Businesses can prepare for those storms before they hit, said Swonk, who anticipates an economic downturn beginning around this time next year. “If immigration continues to slow, we will have a contraction in the labor force by 2020 because retiring Baby Boomers (are) not being replaced by enough incoming workers,” for instance, Swonk said.
“Now is the time to look for where you can seek shelter to weather the next storm,” she said before a panel discussion at the Westin.
Leaders of Bank of America, Duke Energy and Sealed Air — some of the largest publicly traded companies that employ more than 22,000 combined in the region — said Charlotte’s economy has roared back to life in the years following the recession a decade ago.
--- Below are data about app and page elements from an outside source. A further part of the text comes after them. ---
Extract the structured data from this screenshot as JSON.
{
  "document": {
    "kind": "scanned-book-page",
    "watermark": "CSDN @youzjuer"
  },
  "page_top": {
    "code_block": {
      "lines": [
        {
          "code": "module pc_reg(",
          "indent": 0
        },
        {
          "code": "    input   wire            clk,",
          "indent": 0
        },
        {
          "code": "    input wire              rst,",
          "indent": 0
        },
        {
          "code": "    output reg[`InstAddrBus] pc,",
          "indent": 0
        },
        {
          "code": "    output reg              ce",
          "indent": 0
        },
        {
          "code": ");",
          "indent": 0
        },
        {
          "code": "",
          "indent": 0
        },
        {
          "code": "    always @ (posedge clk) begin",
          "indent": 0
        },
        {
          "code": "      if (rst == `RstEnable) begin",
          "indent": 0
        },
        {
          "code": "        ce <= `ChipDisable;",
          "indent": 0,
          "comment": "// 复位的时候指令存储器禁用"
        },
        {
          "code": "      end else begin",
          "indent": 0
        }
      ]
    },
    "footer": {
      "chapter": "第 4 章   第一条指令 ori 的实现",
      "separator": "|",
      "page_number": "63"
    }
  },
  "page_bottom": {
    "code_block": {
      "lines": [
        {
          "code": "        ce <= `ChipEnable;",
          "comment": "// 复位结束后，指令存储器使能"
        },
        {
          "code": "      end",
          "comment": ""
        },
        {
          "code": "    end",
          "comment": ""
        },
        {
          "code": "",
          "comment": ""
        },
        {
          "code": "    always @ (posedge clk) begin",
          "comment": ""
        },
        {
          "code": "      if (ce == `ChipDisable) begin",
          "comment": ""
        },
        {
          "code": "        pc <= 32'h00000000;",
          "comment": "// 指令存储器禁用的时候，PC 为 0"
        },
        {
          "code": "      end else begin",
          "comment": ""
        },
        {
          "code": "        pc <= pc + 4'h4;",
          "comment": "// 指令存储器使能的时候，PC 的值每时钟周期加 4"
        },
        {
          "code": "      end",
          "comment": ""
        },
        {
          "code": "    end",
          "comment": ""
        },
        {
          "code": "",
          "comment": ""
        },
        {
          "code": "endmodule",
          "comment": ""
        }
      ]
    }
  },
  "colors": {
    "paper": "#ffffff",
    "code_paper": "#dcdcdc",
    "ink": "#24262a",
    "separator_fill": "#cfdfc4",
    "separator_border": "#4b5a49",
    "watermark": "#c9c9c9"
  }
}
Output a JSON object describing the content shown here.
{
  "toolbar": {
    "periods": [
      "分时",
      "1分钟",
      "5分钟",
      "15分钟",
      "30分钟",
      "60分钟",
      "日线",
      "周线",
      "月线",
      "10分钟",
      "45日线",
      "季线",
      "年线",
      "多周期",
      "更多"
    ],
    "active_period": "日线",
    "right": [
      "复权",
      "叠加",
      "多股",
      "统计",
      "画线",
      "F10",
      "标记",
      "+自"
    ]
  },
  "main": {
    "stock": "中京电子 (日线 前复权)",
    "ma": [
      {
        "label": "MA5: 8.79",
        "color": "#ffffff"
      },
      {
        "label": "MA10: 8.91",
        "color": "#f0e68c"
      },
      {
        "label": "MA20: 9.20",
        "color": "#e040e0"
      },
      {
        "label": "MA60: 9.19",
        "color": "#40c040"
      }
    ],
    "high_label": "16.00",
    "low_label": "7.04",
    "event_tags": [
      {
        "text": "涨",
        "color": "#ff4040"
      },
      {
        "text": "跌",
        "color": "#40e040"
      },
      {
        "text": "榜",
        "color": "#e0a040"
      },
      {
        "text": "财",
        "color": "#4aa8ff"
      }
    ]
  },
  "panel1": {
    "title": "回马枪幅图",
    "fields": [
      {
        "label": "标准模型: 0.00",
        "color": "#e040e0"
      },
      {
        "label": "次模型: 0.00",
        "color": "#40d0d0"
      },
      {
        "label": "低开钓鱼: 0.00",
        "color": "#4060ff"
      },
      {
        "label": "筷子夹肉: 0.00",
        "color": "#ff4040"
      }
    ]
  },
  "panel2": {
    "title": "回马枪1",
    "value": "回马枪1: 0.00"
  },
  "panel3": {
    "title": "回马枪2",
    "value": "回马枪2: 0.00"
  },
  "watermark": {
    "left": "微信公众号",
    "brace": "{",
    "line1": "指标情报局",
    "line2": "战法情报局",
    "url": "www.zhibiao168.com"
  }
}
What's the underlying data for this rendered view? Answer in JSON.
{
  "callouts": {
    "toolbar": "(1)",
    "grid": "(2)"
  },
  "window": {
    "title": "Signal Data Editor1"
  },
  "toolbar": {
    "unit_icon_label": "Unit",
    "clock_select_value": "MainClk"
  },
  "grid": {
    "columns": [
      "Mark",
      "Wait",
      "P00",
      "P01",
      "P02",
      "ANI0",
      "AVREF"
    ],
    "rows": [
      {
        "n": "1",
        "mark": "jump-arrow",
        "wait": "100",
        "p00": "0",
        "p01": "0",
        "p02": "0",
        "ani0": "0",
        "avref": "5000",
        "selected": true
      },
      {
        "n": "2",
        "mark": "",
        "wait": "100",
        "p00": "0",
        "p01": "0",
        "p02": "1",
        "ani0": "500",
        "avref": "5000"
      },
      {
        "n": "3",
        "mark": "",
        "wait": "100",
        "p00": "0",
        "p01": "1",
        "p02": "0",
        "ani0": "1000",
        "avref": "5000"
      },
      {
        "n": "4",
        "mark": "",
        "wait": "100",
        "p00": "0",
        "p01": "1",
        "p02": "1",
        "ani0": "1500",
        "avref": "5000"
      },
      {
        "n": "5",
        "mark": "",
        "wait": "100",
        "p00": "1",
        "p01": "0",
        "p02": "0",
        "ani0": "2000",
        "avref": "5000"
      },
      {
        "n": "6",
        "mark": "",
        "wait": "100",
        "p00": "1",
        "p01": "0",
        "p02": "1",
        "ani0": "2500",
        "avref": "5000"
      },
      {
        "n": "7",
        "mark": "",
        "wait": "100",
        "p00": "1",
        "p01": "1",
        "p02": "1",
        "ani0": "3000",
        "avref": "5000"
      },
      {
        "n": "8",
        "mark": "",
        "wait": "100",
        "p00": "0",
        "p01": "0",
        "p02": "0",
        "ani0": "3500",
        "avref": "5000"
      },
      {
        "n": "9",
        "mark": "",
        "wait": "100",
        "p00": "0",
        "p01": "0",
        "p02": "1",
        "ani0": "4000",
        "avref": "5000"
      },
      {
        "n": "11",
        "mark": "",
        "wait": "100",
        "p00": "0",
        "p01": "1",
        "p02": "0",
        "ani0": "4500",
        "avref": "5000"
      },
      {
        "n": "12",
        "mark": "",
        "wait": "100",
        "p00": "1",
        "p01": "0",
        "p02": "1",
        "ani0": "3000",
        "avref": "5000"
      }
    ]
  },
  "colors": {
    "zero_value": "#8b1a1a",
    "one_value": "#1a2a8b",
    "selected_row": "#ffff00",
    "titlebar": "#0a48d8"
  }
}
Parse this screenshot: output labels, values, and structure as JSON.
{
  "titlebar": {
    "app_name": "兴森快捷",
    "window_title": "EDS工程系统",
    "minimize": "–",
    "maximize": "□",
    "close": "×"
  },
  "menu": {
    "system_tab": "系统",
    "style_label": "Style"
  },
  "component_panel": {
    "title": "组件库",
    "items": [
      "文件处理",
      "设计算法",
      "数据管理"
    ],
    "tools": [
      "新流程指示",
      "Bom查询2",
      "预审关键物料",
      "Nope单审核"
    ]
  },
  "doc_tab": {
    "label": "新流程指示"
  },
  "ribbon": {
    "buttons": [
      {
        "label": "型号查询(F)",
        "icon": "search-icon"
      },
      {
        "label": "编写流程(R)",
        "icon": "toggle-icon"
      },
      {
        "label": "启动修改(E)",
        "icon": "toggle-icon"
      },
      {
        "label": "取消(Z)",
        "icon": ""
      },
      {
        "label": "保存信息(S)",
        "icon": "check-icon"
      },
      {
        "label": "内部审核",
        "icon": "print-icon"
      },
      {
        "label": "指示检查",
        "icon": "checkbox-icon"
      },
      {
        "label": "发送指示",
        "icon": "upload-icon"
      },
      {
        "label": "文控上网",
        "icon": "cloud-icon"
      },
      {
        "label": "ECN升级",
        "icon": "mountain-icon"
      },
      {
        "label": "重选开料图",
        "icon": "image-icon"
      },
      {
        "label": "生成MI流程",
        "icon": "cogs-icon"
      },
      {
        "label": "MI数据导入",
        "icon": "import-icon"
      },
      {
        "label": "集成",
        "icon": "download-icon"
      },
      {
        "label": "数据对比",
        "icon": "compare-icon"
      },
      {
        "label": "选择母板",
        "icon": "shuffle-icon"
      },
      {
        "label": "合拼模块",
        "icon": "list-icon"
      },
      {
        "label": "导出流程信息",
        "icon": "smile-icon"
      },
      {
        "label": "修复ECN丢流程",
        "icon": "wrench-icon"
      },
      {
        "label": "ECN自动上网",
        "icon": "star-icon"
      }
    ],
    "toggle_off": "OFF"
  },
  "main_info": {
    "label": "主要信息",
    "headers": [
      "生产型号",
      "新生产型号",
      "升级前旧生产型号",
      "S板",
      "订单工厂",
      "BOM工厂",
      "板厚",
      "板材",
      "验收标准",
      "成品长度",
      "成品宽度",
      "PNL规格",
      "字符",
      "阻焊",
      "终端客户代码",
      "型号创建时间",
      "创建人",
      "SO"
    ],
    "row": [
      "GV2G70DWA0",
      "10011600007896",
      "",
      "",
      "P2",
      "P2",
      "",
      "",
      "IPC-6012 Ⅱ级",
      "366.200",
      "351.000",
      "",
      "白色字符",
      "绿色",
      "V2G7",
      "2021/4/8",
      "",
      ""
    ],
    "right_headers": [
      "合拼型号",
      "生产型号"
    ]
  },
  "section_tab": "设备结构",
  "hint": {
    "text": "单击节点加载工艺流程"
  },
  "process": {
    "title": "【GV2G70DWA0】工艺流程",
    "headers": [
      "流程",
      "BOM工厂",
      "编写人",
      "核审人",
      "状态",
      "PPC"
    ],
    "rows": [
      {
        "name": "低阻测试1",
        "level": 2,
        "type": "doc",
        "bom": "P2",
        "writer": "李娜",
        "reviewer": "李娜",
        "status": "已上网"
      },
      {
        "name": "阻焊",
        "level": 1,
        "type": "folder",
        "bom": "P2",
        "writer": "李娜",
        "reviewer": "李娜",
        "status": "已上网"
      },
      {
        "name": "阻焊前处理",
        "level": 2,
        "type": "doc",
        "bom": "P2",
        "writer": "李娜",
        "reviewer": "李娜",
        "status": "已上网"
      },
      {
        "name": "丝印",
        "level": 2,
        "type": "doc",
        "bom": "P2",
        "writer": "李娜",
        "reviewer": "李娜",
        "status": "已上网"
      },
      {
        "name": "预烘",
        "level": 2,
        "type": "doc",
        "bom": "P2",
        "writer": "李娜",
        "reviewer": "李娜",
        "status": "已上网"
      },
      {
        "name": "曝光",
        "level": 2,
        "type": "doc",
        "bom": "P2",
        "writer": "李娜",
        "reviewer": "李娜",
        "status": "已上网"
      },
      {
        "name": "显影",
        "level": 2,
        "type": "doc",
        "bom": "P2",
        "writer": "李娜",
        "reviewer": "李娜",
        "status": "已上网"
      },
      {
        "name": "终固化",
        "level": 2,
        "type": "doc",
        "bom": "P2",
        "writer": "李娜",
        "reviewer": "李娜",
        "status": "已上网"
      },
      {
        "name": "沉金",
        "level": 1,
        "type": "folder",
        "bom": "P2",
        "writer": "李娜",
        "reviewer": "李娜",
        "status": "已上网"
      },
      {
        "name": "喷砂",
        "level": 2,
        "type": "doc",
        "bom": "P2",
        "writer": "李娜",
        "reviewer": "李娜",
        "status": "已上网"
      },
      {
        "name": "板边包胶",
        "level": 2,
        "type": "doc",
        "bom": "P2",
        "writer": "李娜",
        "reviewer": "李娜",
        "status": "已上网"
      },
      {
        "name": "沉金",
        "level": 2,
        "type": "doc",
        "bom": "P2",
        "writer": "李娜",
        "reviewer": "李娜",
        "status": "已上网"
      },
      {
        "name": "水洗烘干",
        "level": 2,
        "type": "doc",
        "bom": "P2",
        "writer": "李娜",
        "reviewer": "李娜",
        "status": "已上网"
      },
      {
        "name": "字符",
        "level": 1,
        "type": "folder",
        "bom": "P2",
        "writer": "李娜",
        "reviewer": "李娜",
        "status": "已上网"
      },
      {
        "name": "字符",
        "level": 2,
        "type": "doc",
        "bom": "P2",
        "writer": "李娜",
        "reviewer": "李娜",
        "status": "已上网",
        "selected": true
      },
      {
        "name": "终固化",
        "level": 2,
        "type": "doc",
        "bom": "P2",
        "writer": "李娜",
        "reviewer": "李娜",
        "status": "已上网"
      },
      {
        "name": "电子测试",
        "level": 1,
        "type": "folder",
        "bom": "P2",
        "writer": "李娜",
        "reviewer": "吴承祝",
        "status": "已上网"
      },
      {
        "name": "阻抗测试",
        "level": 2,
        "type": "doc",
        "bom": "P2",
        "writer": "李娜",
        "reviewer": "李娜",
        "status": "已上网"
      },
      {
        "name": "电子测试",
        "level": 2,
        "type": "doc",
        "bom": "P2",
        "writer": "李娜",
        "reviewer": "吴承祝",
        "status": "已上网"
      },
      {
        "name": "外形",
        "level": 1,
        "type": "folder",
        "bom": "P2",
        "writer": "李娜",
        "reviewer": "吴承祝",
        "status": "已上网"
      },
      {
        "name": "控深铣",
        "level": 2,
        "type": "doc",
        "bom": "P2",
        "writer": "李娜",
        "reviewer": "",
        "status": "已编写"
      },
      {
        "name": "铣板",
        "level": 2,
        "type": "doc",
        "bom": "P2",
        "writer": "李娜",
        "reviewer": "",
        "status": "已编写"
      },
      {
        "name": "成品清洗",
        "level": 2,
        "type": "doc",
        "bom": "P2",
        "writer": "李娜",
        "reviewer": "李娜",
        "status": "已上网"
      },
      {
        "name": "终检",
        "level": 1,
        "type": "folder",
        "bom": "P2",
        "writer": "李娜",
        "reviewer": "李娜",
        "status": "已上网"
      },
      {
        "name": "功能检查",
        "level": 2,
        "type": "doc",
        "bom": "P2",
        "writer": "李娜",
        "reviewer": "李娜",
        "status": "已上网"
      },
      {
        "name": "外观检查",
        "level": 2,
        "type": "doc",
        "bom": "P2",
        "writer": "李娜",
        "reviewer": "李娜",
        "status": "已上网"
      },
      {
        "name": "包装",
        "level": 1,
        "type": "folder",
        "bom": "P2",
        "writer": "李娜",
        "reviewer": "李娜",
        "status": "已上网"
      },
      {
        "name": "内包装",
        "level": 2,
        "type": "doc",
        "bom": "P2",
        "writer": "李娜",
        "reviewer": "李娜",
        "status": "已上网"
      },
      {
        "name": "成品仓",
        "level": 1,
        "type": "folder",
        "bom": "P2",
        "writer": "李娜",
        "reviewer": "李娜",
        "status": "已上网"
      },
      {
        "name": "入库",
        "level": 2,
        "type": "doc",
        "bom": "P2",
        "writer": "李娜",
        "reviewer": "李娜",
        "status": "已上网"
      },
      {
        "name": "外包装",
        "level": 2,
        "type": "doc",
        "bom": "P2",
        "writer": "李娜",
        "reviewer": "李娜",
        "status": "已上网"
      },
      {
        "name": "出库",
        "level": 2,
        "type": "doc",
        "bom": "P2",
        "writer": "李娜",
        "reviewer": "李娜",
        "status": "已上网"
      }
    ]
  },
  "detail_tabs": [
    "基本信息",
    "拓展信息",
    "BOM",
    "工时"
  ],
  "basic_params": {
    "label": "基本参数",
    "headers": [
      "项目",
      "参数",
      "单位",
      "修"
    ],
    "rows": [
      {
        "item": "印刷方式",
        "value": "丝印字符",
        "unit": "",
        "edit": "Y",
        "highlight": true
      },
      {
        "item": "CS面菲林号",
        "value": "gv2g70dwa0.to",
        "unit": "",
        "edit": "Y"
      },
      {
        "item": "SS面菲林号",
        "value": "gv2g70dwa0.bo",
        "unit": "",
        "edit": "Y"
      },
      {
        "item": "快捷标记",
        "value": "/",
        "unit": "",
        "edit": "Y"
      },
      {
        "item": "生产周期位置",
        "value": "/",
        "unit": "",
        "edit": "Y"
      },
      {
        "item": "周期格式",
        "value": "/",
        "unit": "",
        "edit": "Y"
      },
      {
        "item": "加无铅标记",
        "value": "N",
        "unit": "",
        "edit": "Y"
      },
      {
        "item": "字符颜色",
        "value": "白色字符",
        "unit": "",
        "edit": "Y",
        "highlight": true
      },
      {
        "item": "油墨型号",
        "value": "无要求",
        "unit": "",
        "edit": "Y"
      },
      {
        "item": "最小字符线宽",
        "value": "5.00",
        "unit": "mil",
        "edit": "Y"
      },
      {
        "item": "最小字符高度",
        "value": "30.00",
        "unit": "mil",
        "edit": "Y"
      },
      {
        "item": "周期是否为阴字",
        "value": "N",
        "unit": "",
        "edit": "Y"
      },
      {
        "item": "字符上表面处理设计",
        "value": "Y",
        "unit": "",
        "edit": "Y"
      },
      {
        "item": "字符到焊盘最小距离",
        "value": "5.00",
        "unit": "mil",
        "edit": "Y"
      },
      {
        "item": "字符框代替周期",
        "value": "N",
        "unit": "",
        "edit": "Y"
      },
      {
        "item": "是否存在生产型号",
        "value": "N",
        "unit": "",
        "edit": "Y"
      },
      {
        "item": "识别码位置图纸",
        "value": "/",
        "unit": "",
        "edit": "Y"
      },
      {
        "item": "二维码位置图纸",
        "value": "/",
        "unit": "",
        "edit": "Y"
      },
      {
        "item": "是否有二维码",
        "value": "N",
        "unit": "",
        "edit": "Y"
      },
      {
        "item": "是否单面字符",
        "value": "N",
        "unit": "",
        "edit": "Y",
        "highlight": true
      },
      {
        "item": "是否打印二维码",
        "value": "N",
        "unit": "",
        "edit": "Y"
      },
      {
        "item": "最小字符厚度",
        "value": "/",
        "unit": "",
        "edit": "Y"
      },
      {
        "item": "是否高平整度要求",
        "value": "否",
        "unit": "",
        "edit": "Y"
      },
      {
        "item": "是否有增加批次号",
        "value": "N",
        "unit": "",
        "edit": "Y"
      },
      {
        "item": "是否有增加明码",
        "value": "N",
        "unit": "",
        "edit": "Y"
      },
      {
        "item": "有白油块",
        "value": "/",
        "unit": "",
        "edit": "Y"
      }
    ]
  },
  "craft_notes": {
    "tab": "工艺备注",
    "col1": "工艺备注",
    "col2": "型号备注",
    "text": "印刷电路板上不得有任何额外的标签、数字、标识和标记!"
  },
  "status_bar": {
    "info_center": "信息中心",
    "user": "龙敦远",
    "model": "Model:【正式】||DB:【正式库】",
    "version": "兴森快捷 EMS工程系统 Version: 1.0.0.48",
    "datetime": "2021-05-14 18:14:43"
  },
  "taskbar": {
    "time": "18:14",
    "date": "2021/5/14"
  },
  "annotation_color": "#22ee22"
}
But all three leaders said that they’re busy working to prepare a new generation of workers as the economy changes.
One way to address that is investing in digital capabilities, including tech workers and automation, said Lynn Good, CEO of Charlotte-based Duke Energy, which employs about 6,000 people in Charlotte.
Companies like Duke are working to realign resources so that people aren’t doing repetitive work that machines could, Good said. The company’s also investing in tools like data analytics, drones and mobile devices for field workers, she added.
“You may be getting texts from Duke Energy around outages. That’s not a functionality we would have offered five years ago,” Good said.
All three leaders also said that businesses have a responsibility to address community issues like income inequality in order to make Charlotte a more attractive place to live and do business for white collar and blue collar workers alike.
Sealed Air CEO Ted Doheny said he recently joined the Charlotte Executive Leadership Council, which was formed in 2015 and includes more than two dozen local CEOs who work on everything from negotiating with lawmakers in Raleigh to addressing early childhood education in Charlotte.
“The leaders are talking about early education, what can we do, and not just talking about it, but doing something about it, making sure we catch people early in life so that they don’t go off the rails,” Doheny said. Sealed Air employs about 1,000 people at its headquarters off Tyvola Road.
Employers also have to work to match jobs that don’t require higher education with young workers, said Brian Moynihan, CEO of Bank of America, which employs roughly 15,000 people in the Charlotte metro area.
Moynihan cited the call centers that large companies like Bank of America and Duke Energy have in Charlotte as ways that local corporations create job opportunities outside of the typical office setting.
“It’s incumbent upon larger employers to create opportunities that help improve economic mobility,” Moynihan said.
Praising recent announcements like Honeywell’s decision to relocate its headquarters to Charlotte, the panelists said Charlotte needs to continue to be aggressive in pursuing new businesses to strengthen and diversify the local economy, especially before the economy sours.
Two economic development groups, the Charlotte Regional Partnership and the Charlotte Chamber, previously were a bit confusing before they merged, Moynihan said. Their recent combination, he added, positions Charlotte well “to make a good pitch” for itself.
“You want to be good (at attracting new business) when it’s a good economy, so that when there is a slowdown, you’re prepared,” Good said.